» Your goal: Where a line of the records holds the string "forward", copy that line.

» App and web page records:
--

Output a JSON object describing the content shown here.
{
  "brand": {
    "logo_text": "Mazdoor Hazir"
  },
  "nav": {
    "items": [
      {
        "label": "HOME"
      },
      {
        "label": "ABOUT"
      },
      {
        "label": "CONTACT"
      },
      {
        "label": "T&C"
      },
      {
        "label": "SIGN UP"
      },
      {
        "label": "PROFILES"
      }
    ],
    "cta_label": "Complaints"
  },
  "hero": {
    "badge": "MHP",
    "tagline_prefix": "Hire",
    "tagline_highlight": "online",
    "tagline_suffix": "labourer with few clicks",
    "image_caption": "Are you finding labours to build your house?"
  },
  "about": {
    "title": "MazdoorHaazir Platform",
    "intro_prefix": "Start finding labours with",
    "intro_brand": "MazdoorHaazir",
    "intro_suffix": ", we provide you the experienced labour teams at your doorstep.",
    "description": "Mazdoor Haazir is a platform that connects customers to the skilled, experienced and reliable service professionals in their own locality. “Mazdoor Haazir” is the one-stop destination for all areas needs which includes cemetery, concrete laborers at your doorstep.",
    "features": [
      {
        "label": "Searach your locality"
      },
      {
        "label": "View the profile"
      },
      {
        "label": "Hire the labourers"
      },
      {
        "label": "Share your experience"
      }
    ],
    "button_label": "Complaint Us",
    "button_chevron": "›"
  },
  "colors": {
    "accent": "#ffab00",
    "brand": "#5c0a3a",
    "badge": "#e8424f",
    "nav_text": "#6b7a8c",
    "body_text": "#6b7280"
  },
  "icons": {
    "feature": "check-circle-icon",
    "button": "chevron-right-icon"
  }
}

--

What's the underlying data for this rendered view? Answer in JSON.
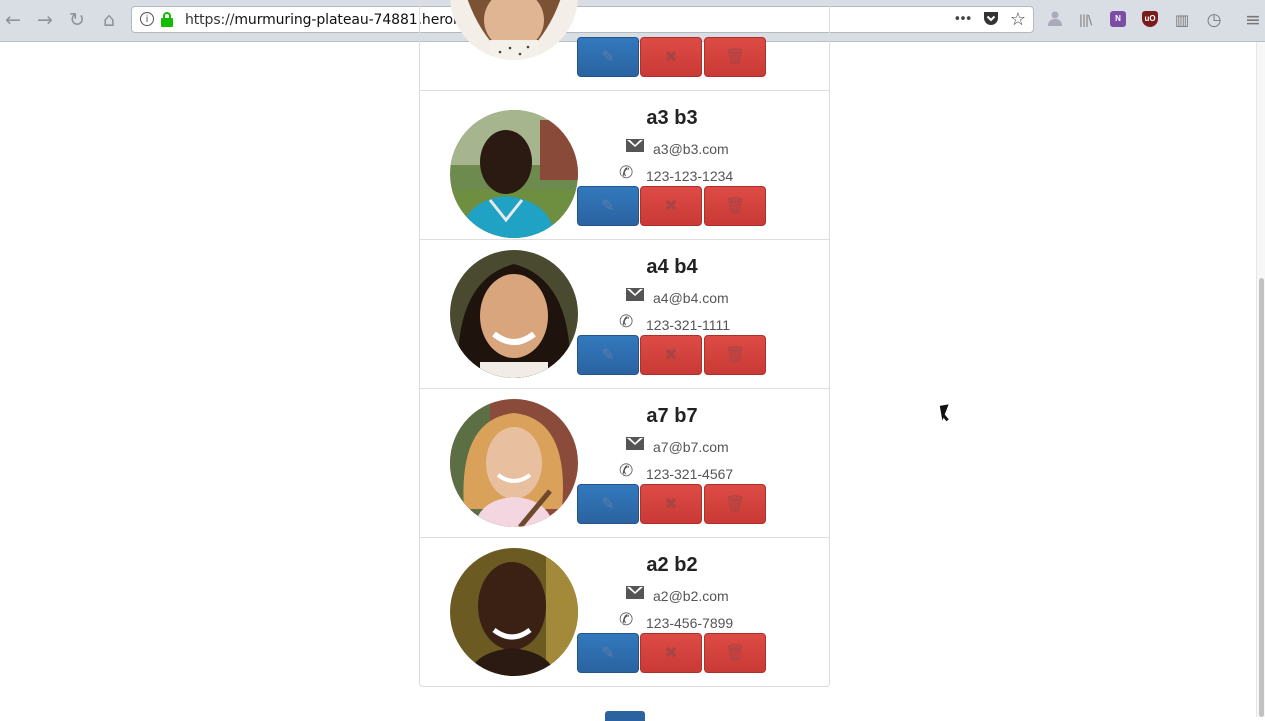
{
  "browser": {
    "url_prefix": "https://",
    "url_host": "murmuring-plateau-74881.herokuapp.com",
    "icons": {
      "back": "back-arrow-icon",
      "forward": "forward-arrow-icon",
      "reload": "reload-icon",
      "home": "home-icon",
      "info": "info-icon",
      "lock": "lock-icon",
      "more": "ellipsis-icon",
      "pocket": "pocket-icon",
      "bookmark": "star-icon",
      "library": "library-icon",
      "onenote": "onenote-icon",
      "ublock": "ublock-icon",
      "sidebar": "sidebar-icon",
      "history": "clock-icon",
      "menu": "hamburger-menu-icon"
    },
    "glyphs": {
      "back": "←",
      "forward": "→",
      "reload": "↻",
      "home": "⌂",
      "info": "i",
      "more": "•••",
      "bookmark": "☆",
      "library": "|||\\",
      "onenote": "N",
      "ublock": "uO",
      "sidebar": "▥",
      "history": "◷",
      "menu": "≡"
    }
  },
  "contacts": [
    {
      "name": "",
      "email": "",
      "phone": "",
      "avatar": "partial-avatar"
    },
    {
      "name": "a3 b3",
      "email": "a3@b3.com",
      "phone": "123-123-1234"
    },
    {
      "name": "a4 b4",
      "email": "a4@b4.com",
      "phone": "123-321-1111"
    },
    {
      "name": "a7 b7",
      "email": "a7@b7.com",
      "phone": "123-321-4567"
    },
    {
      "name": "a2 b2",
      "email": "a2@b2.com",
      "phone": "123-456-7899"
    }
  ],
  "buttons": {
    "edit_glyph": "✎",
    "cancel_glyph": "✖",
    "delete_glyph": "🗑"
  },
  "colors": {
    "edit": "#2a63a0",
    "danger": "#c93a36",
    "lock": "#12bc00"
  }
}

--

» Solution to the problem:
      "forward": "forward-arrow-icon",
      "forward": "→",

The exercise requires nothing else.